But Thomas was not always fit for the line. In fact, his journey to his 325-pound game weight has since been more surprising than his off-season weight loss transformation.
Thomas tells Men's Health how he took the weight and how he took it off.
When I entered campus in July of my first year of study in Wisconsin, I was 250 years old to get on the offensive line. And 250 pounds would not cut it.
To become 250 in high school, I grabbed a loaf of bread and made it into peanut butter jelly sandwiches. I eat a sandwich every 30 minutes in addition to my three main meals a day! At the end of the day, I chugged a 30-35 ounce glass of whole milk with my last sandwich just before bedtime.
During each college meal, you eat until the Thanksgiving feeling that I'm going to burst. We also had this drink. It was like a milk jug because it looked like a big milk carton. It was 980 calories, mostly fat. By December of the first year, I had gained 30 pounds. I gained 1
It's simple physics, you know: the bigger you are, the harder it is to get out of your place.
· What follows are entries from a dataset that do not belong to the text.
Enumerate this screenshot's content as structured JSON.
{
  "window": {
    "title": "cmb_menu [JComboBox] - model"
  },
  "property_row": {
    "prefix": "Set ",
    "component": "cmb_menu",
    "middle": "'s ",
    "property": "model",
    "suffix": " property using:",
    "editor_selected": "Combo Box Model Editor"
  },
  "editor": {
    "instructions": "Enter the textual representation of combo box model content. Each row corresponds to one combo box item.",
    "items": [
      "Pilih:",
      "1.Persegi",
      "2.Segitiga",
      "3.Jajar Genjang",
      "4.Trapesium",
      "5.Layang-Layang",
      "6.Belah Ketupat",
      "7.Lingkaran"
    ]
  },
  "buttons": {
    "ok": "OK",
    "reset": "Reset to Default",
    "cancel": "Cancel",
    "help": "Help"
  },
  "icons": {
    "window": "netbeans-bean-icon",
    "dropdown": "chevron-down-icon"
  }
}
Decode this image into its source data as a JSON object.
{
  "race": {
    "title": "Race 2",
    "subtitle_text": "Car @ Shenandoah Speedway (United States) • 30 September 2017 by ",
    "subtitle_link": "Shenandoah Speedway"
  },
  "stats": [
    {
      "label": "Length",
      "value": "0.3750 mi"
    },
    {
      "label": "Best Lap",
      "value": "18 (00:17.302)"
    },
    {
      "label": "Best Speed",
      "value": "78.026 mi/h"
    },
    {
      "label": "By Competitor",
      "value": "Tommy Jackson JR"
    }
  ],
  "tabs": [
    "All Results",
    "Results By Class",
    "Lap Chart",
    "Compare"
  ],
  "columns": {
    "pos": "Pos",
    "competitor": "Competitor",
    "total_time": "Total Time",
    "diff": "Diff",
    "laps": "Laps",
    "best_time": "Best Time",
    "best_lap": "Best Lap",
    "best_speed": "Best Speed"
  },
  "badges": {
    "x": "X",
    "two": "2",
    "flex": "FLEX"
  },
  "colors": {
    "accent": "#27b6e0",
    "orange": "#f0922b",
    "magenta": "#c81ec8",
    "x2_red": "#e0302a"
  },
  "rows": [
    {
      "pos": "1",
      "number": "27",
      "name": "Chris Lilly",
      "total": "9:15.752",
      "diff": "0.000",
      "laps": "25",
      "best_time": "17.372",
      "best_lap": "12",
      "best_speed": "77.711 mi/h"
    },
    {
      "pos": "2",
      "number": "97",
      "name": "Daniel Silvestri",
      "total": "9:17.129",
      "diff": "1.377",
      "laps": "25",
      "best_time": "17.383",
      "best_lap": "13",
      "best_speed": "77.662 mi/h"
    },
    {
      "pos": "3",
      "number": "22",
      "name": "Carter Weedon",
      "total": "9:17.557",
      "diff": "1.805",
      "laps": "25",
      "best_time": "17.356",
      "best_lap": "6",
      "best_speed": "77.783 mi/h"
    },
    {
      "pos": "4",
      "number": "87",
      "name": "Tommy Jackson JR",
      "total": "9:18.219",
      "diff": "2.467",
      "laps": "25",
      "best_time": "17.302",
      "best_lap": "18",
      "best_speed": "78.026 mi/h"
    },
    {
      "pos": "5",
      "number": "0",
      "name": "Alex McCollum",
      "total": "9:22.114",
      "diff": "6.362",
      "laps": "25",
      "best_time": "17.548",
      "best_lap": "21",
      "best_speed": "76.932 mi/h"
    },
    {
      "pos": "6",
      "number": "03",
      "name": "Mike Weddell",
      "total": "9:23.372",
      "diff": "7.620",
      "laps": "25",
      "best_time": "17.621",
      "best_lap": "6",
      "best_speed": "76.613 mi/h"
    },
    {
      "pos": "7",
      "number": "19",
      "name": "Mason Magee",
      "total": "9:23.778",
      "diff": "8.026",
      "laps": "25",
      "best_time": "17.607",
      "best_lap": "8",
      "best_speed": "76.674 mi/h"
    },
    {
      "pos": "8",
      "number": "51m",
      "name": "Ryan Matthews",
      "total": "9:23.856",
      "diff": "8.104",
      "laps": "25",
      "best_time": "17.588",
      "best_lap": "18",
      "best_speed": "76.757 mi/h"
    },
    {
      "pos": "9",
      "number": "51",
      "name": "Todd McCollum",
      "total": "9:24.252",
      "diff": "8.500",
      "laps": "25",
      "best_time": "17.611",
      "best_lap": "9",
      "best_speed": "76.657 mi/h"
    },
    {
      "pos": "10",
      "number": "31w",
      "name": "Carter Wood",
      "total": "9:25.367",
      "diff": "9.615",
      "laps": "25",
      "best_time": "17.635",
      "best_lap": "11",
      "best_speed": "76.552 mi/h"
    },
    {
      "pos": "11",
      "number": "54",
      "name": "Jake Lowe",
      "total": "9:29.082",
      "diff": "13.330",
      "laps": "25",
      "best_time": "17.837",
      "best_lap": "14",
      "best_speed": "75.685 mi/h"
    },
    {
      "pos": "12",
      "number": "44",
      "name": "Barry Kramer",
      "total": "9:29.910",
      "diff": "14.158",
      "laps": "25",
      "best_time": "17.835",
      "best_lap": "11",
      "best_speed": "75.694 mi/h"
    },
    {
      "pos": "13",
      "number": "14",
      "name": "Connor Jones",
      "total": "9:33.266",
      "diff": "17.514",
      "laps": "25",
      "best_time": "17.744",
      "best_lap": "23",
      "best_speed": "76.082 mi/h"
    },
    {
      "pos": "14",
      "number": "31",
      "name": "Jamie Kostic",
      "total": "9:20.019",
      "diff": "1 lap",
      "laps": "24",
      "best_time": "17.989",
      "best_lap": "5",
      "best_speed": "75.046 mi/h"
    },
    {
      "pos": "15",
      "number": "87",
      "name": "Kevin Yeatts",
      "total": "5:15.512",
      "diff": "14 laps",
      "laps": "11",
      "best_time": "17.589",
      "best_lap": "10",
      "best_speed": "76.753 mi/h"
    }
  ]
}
Being taller is good, especially if you are able to make faster larger than slower . Getting up to 325 pounds in the NFL helped me in the running game when I tried to move people. In the passing game it was harder for me to make Bull Rush.
But during my entire NFL career it has always been a struggle to keep the weight off. Most guys feared weighing days, because if they were too heavy, they would be fined. I was afraid to get too light and the coach would chew me. It was stressful because if I got out for two hours without Thanksgiving food, I knew I would lose weight. So I was the guy who always sat at the table and cleaned the plates of everyone else. I always ordered a few starters and starters for me and then a dessert – and then I finished my wife's and everyone else's meals. They found it amusing, but it was also stressful. If I had gone without food for two hours, I would have been able to eat someone else's arm. I was starving. I was probably not a funny person.
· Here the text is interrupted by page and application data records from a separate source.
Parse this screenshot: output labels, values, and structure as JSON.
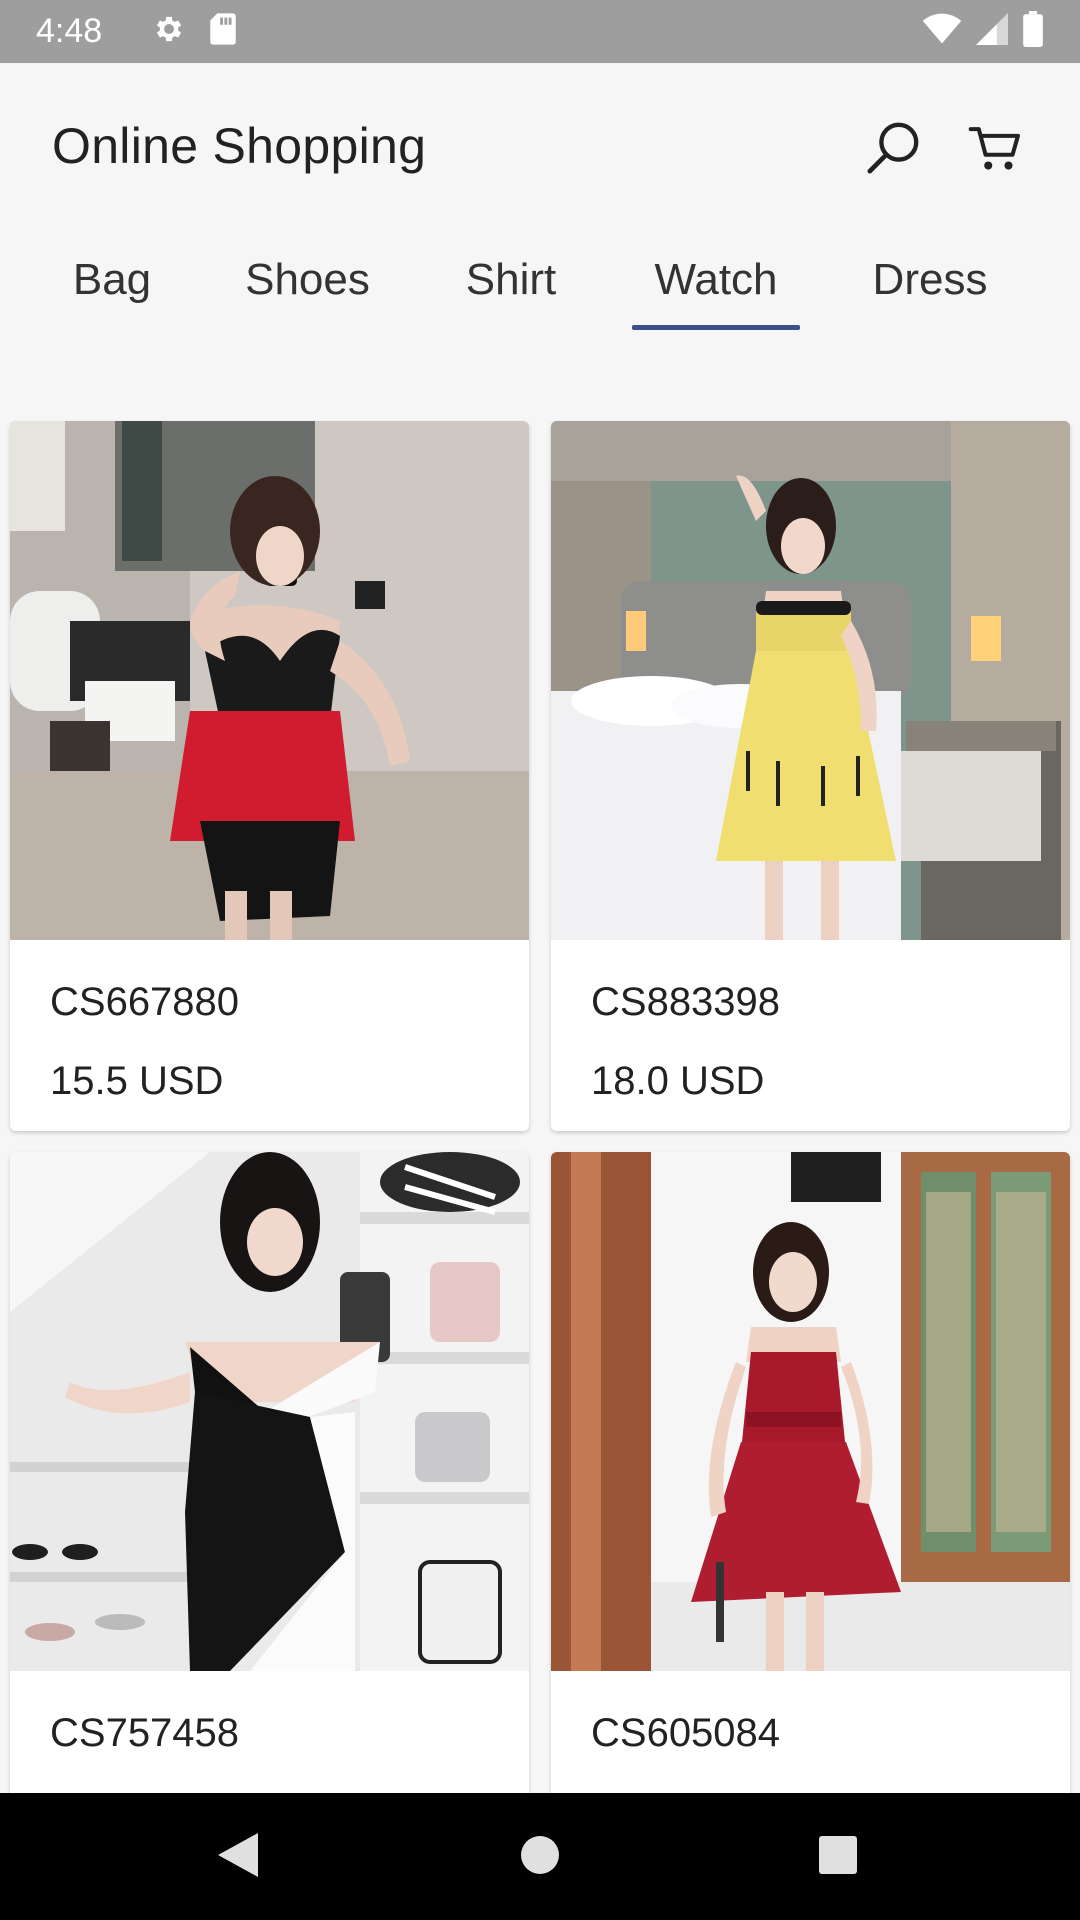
{
  "status": {
    "time": "4:48",
    "icons": [
      "gear-icon",
      "sd-card-icon",
      "wifi-icon",
      "signal-icon",
      "battery-icon"
    ]
  },
  "app": {
    "title": "Online Shopping",
    "actions": [
      "search-icon",
      "cart-icon"
    ]
  },
  "tabs": [
    {
      "label": "Bag",
      "active": false
    },
    {
      "label": "Shoes",
      "active": false
    },
    {
      "label": "Shirt",
      "active": false
    },
    {
      "label": "Watch",
      "active": true
    },
    {
      "label": "Dress",
      "active": false
    }
  ],
  "products": [
    {
      "code": "CS667880",
      "price": "15.5 USD"
    },
    {
      "code": "CS883398",
      "price": "18.0 USD"
    },
    {
      "code": "CS757458",
      "price": ""
    },
    {
      "code": "CS605084",
      "price": ""
    }
  ],
  "colors": {
    "accent": "#3c4f8c",
    "status_bar": "#9e9e9e",
    "background": "#f6f6f6"
  }
}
My heart was strong, but I had heartburn all the time, because of the amount of sugar and carbohydrates I ate. I was snoring a lot. I probably had sleep apnea. My wife occasionally said I would stop breathing in the middle of the night. Your stomach tenses and you get used to eating so much. But you only eat in the truest sense of the word until you get sick at every meal. And that is not healthy in the long run.
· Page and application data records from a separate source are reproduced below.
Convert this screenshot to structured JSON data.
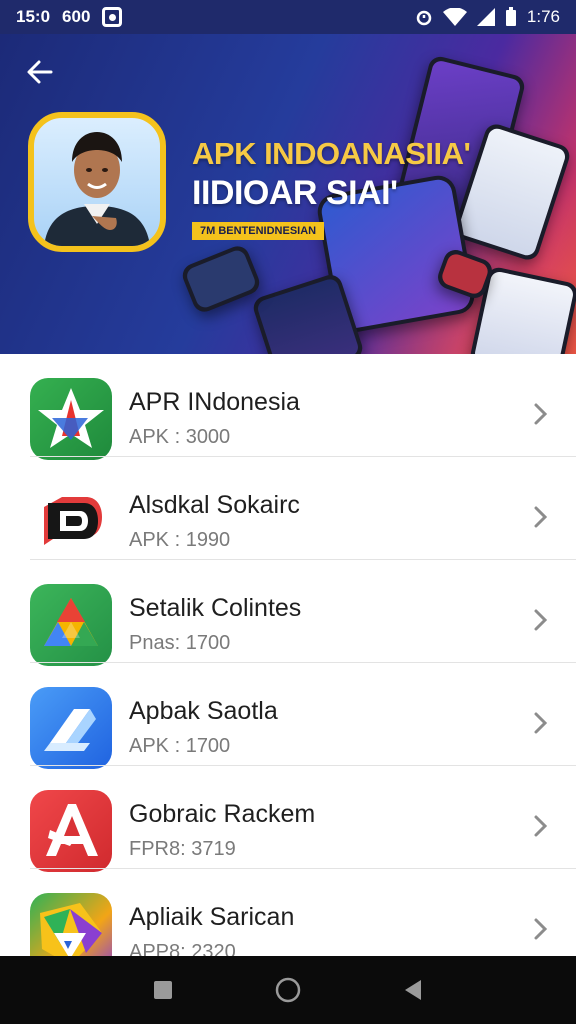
{
  "status_bar": {
    "time": "15:0",
    "extra": "600",
    "battery": "1:76"
  },
  "header": {
    "back_label": "",
    "title": "APK INDOANASIIA'",
    "subtitle": "IIDIOAR SIAI'",
    "tagline": "7M BENTENIDNESIAN"
  },
  "apps": [
    {
      "name": "APR INdonesia",
      "meta": "APK : 3000",
      "icon": "star-a-icon",
      "color": "#2ea44f"
    },
    {
      "name": "Alsdkal Sokairc",
      "meta": "APK : 1990",
      "icon": "d-logo-icon",
      "color": "#111111"
    },
    {
      "name": "Setalik Colintes",
      "meta": "Pnas: 1700",
      "icon": "triangle-drive-icon",
      "color": "#34a853"
    },
    {
      "name": "Apbak Saotla",
      "meta": "APK : 1700",
      "icon": "blue-arrow-icon",
      "color": "#2d7ff0"
    },
    {
      "name": "Gobraic Rackem",
      "meta": "FPR8: 3719",
      "icon": "red-a-icon",
      "color": "#e23a3a"
    },
    {
      "name": "Apliaik Sarican",
      "meta": "APP8: 2320",
      "icon": "colorful-a-icon",
      "color": "#f2a516"
    }
  ],
  "nav_bar": {
    "recents": "square-icon",
    "home": "circle-icon",
    "back": "triangle-back-icon"
  }
}
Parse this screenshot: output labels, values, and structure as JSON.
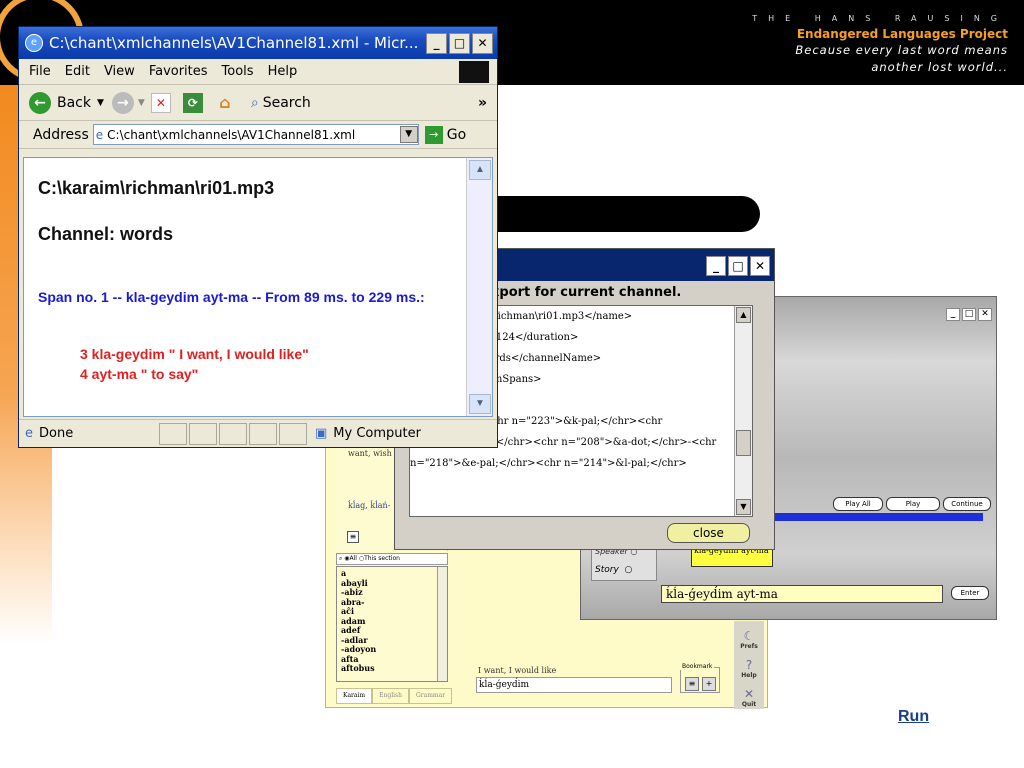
{
  "brand": {
    "line1": "THE HANS RAUSING",
    "line2": "Endangered Languages Project",
    "line3a": "Because every last word means",
    "line3b": "another lost world..."
  },
  "run_link": "Run",
  "colors": {
    "accent_orange": "#f28a1e",
    "ie_title_blue": "#0a3aab",
    "span_blue": "#1a1ad6",
    "annot_red": "#e02020"
  },
  "ie": {
    "title": "C:\\chant\\xmlchannels\\AV1Channel81.xml - Micr...",
    "menu": [
      "File",
      "Edit",
      "View",
      "Favorites",
      "Tools",
      "Help"
    ],
    "toolbar": {
      "back": "Back",
      "search": "Search",
      "more": "»"
    },
    "address_label": "Address",
    "address_value": "C:\\chant\\xmlchannels\\AV1Channel81.xml",
    "go_label": "Go",
    "content": {
      "file": "C:\\karaim\\richman\\ri01.mp3",
      "channel": "Channel: words",
      "span": "Span no. 1 -- kla-geydim ayt-ma -- From 89 ms. to 229 ms.:",
      "annot1": "3 kla-geydim \" I want, I would like\"",
      "annot2": "4 ayt-ma \" to say\""
    },
    "status_left": "Done",
    "status_right": "My Computer"
  },
  "xml_dialog": {
    "heading": "xport for current channel.",
    "lines": [
      "m\\richman\\ri01.mp3</name>",
      "3.2124</duration>",
      "",
      "words</channelName>",
      "numSpans>",
      "",
      "",
      "<annot>",
      "  <content><chr n=\"223\">&k-pal;</chr><chr",
      "n=\"224\">&l-pal;</chr><chr n=\"208\">&a-dot;</chr>-<chr",
      "n=\"218\">&e-pal;</chr><chr n=\"214\">&l-pal;</chr>"
    ],
    "close_label": "close"
  },
  "player": {
    "buttons": [
      "Play All",
      "Play Segment",
      "Continue"
    ],
    "speaker_label": "Speaker",
    "story_label": "Story",
    "segment_text": "kla-geydim ayt-ma",
    "input_text": "ḱĺa-ǵeyd́im ayt-ma",
    "enter_label": "Enter"
  },
  "karaim": {
    "gloss": "want, wish",
    "headword": "ḱĺag, ḱĺań-",
    "search_all": "All",
    "search_section": "This section",
    "words": [
      "a",
      "abayli",
      "-abiz",
      "abra-",
      "aĉi",
      "adam",
      "adef",
      "-adlar",
      "-adoyon",
      "afta",
      "aftobus"
    ],
    "tabs": [
      "Karaim",
      "English",
      "Grammar"
    ],
    "lower_label": "I want, I would like",
    "lower_input": "ḱĺa-ǵeyd́im",
    "bookmark_label": "Bookmark",
    "side": [
      "Prefs",
      "Help",
      "Quit"
    ]
  }
}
Toward the end, I could not wait until I finished playing and could lose weight. I could feel better and tire again with my friends. I wanted to be the weight I had in high school: 250 pounds.
We had a great nutritionist on the Browns. Her name is Katy. She is great. She encouraged me in my last year in the NFL to try out the MyPlate app and track down everything I ate – to learn the nutrients and not just: Fill up your plate! finish it!